### What to work on
What you return must be the data below, word for word, without any images.

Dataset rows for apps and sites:
┌──
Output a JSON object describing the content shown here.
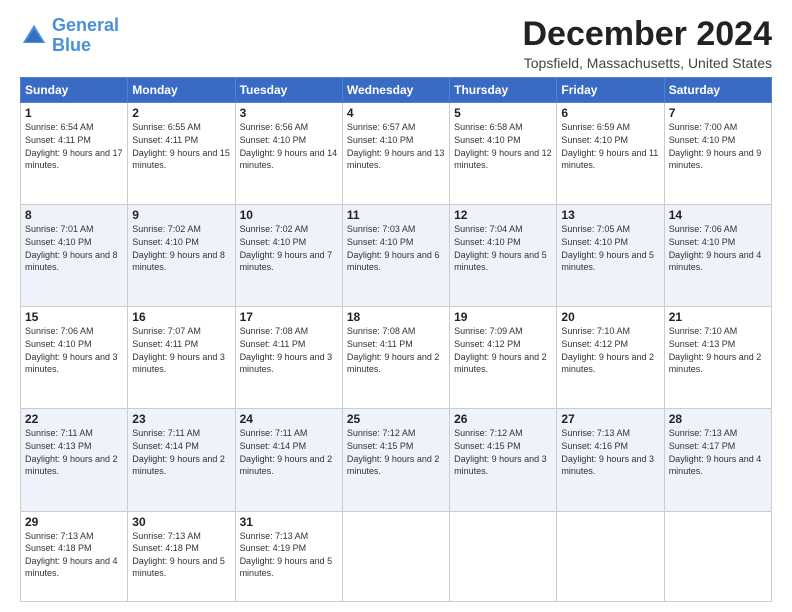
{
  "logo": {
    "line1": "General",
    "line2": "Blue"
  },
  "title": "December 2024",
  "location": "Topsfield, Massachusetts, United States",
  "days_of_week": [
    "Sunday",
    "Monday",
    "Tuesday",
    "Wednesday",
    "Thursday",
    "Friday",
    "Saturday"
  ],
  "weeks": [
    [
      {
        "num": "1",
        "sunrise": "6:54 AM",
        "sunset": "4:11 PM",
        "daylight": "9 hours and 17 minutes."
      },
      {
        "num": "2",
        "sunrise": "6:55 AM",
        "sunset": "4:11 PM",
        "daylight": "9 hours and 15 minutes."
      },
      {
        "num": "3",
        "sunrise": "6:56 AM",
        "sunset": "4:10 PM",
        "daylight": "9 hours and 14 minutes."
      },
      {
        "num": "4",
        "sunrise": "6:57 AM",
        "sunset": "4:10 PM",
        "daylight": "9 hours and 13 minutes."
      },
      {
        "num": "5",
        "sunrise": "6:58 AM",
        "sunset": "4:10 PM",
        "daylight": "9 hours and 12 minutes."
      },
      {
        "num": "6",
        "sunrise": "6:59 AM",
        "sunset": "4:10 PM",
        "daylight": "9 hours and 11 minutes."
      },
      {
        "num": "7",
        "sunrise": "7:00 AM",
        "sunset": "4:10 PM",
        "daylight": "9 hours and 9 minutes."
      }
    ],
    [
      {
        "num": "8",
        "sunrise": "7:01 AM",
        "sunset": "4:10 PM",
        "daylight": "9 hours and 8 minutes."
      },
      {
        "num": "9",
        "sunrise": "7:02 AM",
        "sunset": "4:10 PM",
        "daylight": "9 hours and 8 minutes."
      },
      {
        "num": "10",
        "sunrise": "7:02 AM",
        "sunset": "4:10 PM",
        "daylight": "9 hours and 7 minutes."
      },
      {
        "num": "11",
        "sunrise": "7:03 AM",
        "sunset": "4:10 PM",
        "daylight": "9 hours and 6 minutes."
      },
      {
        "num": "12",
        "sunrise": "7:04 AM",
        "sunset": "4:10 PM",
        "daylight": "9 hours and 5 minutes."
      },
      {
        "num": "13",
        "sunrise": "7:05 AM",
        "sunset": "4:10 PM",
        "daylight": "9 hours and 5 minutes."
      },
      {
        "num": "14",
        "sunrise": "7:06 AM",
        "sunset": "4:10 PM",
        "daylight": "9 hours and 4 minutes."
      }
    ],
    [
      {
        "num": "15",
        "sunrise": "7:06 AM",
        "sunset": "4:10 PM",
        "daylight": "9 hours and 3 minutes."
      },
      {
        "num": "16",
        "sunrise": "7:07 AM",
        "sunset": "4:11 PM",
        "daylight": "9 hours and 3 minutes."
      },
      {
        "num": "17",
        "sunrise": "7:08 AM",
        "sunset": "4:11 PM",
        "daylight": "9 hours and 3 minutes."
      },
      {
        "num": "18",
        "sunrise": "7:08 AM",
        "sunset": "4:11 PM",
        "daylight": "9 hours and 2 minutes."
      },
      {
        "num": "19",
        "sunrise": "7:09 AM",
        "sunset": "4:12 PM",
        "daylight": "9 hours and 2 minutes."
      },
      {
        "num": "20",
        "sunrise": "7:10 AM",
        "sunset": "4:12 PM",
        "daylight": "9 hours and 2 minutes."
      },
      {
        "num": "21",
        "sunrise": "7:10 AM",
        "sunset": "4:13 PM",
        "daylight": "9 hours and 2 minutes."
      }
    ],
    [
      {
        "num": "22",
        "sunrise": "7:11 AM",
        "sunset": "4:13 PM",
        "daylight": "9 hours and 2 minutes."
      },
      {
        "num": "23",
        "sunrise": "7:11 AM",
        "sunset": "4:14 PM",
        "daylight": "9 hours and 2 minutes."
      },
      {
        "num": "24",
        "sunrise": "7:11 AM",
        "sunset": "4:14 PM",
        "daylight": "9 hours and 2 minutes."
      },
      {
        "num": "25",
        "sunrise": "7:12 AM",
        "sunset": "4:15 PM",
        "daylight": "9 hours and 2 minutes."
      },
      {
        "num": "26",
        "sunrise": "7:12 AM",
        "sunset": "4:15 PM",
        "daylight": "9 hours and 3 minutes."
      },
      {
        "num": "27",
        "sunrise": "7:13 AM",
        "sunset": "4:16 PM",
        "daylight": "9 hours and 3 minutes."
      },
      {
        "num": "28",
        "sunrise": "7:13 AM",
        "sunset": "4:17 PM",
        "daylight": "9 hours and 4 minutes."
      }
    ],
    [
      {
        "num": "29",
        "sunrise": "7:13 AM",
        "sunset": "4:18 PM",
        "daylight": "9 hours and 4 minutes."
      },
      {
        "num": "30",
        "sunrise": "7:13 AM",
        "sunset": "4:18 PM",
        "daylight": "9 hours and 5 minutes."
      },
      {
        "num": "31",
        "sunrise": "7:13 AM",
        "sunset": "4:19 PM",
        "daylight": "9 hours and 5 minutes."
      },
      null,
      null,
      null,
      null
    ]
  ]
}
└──
### Expected output
Output a JSON object describing the content shown here.
{
  "logo": {
    "line1": "General",
    "line2": "Blue"
  },
  "title": "December 2024",
  "location": "Topsfield, Massachusetts, United States",
  "days_of_week": [
    "Sunday",
    "Monday",
    "Tuesday",
    "Wednesday",
    "Thursday",
    "Friday",
    "Saturday"
  ],
  "weeks": [
    [
      {
        "num": "1",
        "sunrise": "6:54 AM",
        "sunset": "4:11 PM",
        "daylight": "9 hours and 17 minutes."
      },
      {
        "num": "2",
        "sunrise": "6:55 AM",
        "sunset": "4:11 PM",
        "daylight": "9 hours and 15 minutes."
      },
      {
        "num": "3",
        "sunrise": "6:56 AM",
        "sunset": "4:10 PM",
        "daylight": "9 hours and 14 minutes."
      },
      {
        "num": "4",
        "sunrise": "6:57 AM",
        "sunset": "4:10 PM",
        "daylight": "9 hours and 13 minutes."
      },
      {
        "num": "5",
        "sunrise": "6:58 AM",
        "sunset": "4:10 PM",
        "daylight": "9 hours and 12 minutes."
      },
      {
        "num": "6",
        "sunrise": "6:59 AM",
        "sunset": "4:10 PM",
        "daylight": "9 hours and 11 minutes."
      },
      {
        "num": "7",
        "sunrise": "7:00 AM",
        "sunset": "4:10 PM",
        "daylight": "9 hours and 9 minutes."
      }
    ],
    [
      {
        "num": "8",
        "sunrise": "7:01 AM",
        "sunset": "4:10 PM",
        "daylight": "9 hours and 8 minutes."
      },
      {
        "num": "9",
        "sunrise": "7:02 AM",
        "sunset": "4:10 PM",
        "daylight": "9 hours and 8 minutes."
      },
      {
        "num": "10",
        "sunrise": "7:02 AM",
        "sunset": "4:10 PM",
        "daylight": "9 hours and 7 minutes."
      },
      {
        "num": "11",
        "sunrise": "7:03 AM",
        "sunset": "4:10 PM",
        "daylight": "9 hours and 6 minutes."
      },
      {
        "num": "12",
        "sunrise": "7:04 AM",
        "sunset": "4:10 PM",
        "daylight": "9 hours and 5 minutes."
      },
      {
        "num": "13",
        "sunrise": "7:05 AM",
        "sunset": "4:10 PM",
        "daylight": "9 hours and 5 minutes."
      },
      {
        "num": "14",
        "sunrise": "7:06 AM",
        "sunset": "4:10 PM",
        "daylight": "9 hours and 4 minutes."
      }
    ],
    [
      {
        "num": "15",
        "sunrise": "7:06 AM",
        "sunset": "4:10 PM",
        "daylight": "9 hours and 3 minutes."
      },
      {
        "num": "16",
        "sunrise": "7:07 AM",
        "sunset": "4:11 PM",
        "daylight": "9 hours and 3 minutes."
      },
      {
        "num": "17",
        "sunrise": "7:08 AM",
        "sunset": "4:11 PM",
        "daylight": "9 hours and 3 minutes."
      },
      {
        "num": "18",
        "sunrise": "7:08 AM",
        "sunset": "4:11 PM",
        "daylight": "9 hours and 2 minutes."
      },
      {
        "num": "19",
        "sunrise": "7:09 AM",
        "sunset": "4:12 PM",
        "daylight": "9 hours and 2 minutes."
      },
      {
        "num": "20",
        "sunrise": "7:10 AM",
        "sunset": "4:12 PM",
        "daylight": "9 hours and 2 minutes."
      },
      {
        "num": "21",
        "sunrise": "7:10 AM",
        "sunset": "4:13 PM",
        "daylight": "9 hours and 2 minutes."
      }
    ],
    [
      {
        "num": "22",
        "sunrise": "7:11 AM",
        "sunset": "4:13 PM",
        "daylight": "9 hours and 2 minutes."
      },
      {
        "num": "23",
        "sunrise": "7:11 AM",
        "sunset": "4:14 PM",
        "daylight": "9 hours and 2 minutes."
      },
      {
        "num": "24",
        "sunrise": "7:11 AM",
        "sunset": "4:14 PM",
        "daylight": "9 hours and 2 minutes."
      },
      {
        "num": "25",
        "sunrise": "7:12 AM",
        "sunset": "4:15 PM",
        "daylight": "9 hours and 2 minutes."
      },
      {
        "num": "26",
        "sunrise": "7:12 AM",
        "sunset": "4:15 PM",
        "daylight": "9 hours and 3 minutes."
      },
      {
        "num": "27",
        "sunrise": "7:13 AM",
        "sunset": "4:16 PM",
        "daylight": "9 hours and 3 minutes."
      },
      {
        "num": "28",
        "sunrise": "7:13 AM",
        "sunset": "4:17 PM",
        "daylight": "9 hours and 4 minutes."
      }
    ],
    [
      {
        "num": "29",
        "sunrise": "7:13 AM",
        "sunset": "4:18 PM",
        "daylight": "9 hours and 4 minutes."
      },
      {
        "num": "30",
        "sunrise": "7:13 AM",
        "sunset": "4:18 PM",
        "daylight": "9 hours and 5 minutes."
      },
      {
        "num": "31",
        "sunrise": "7:13 AM",
        "sunset": "4:19 PM",
        "daylight": "9 hours and 5 minutes."
      },
      null,
      null,
      null,
      null
    ]
  ]
}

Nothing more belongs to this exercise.